  • R-12: To clarify required consent from USA Swimming for the word “Paralympic” which has the same protections and usage guidelines within the United States as the word “Olympic”Would prevent events from using the word “Paralympic” in connection with their event without receiving approval from USA Swimming (in the same manner as the use of “Olympic”).
  • R-13To address the potential safety and safe sport concerns involving the growing use of drones at sporting events. Requires all meet letters (unless approved by USA Swimming) to ban the use of drones during the meet (most meet letters already include this).
  • R-14To comply with FINA’s new rules on the Prevention of the Manipulation of Competitions. Includes any attempts to manipulate or corrupt competitions as being against the USA Swimming Code of Conduct.
  • R-15With the governance changes to the composition of the Board of Directors, the Zone directors will no longer be members of the Board of Directors and therefore would lose their position as a member of the House of Delegates. This change will correct that and re-establish their votes at the House of Delegates as leaders of their respective zones. Grants Zone directors positions in the House of Delegates (as they have had in the past), as recent restructuring would technically remove them from it.
  • R-20To enable LSCs to set themselves up to operate effectively by making the Required LSC Bylaws shorter and less complex. USA Swimming currently publishes a Bylaws template that all LSCs must model their Bylaws around. These new Bylaws make minor changes to aspects of LSC governance but mainly provide a shorter, simpler template allowing for more flexibility for each LSC to create their own interpretations and additions.
  • HK-1: To comply with FINA race course dimensional tolerance requirements. Eliminates a .03 meter tolerance in the exact length of a pool in compliance with FINA policies.
  • HK-2To allow LSCs to accept electronic transfer requests should an LSC want to go paperless. A swimmer transferring clubs or LSCs may do so with an electronic request, if permitted by the LSC.
  • HK-3: To reflect the National Team Director’s current title. Changes “National Team Director” title to “National Team Managing Director”.
  • HK-4To reflect current title of the World University Games. Changes title in rulebook from “World Student Games” to “World University Games” (as the event is now called).
  • HK-5Membership is defined in the Corporate Bylaws and may only be amended by the Board of Directors. Thus it is being removed from Part 3. Eliminates membership definitions and procedures from the Rules and Regulations, as it is now controlled by the Board of Directors.
  • HK-6To remove the Corporate Bylaws from what we regard as the Rules and Regulations, Part One through Part Seven, of the Rulebook and align the new Part Five, formally Article 513. Removes Bylaws from Rules and Regulations, as they are maintained by the corporate side of USA Swimming.

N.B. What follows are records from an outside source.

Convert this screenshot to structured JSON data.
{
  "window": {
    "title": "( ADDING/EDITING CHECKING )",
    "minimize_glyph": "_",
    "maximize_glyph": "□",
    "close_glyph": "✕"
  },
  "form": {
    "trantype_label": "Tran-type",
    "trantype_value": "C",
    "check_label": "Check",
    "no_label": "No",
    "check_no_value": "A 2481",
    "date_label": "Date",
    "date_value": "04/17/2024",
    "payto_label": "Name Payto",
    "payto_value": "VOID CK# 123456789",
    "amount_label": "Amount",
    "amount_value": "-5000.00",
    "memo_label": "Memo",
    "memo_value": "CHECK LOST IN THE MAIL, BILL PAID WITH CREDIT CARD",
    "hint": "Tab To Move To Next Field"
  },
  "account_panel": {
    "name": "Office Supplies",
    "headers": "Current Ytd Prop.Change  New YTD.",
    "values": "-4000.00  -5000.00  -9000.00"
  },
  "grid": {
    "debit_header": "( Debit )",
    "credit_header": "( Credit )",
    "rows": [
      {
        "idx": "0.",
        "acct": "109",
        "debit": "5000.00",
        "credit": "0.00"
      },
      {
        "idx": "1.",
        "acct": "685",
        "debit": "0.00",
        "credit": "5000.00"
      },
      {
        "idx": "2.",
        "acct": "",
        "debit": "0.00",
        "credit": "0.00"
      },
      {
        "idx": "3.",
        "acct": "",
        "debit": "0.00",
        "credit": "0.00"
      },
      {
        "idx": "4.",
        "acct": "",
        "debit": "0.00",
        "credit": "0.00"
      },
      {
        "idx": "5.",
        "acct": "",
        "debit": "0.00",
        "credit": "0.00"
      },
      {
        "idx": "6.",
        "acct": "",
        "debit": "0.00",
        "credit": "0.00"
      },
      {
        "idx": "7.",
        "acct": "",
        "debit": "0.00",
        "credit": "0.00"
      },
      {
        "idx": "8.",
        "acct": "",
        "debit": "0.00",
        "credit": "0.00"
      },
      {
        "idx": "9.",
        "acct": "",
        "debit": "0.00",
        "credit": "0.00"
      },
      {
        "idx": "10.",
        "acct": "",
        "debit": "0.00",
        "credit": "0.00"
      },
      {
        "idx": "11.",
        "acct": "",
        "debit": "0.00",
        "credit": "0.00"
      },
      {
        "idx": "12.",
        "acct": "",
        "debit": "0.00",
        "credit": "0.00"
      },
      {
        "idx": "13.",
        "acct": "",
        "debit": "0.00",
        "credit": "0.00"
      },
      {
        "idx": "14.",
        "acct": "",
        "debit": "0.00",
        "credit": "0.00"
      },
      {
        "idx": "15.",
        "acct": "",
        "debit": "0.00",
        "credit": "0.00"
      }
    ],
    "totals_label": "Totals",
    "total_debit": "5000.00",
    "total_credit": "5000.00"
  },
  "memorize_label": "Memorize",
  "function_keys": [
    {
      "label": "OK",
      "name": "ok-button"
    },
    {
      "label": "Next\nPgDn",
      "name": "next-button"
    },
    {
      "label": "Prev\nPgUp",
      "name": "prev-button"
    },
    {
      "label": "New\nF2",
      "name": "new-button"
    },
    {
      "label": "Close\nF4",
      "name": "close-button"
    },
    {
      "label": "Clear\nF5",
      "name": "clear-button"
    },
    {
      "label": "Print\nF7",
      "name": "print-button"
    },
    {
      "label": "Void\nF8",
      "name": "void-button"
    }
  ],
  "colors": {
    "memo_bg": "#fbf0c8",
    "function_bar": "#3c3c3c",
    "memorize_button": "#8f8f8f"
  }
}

Considered separately from Rules and Regulations:  

RES-1: To grant an exception to the 120-Day Rule for athletes displaced by Hurricane Florence or other disasters. 

USA Swimming’s extensive amendments to the Rules and Regulations will further modernize the sport through marketing specifications, athlete and facility specifications, and procedural simplifications. Unless otherwise noted, most of these amendments will go into effect immediately and will be noticeable at competitions and events in the coming months and year

All commentaries are the opinion of the author and do not necessarily reflect the views of Swimming World Magazine nor its staff.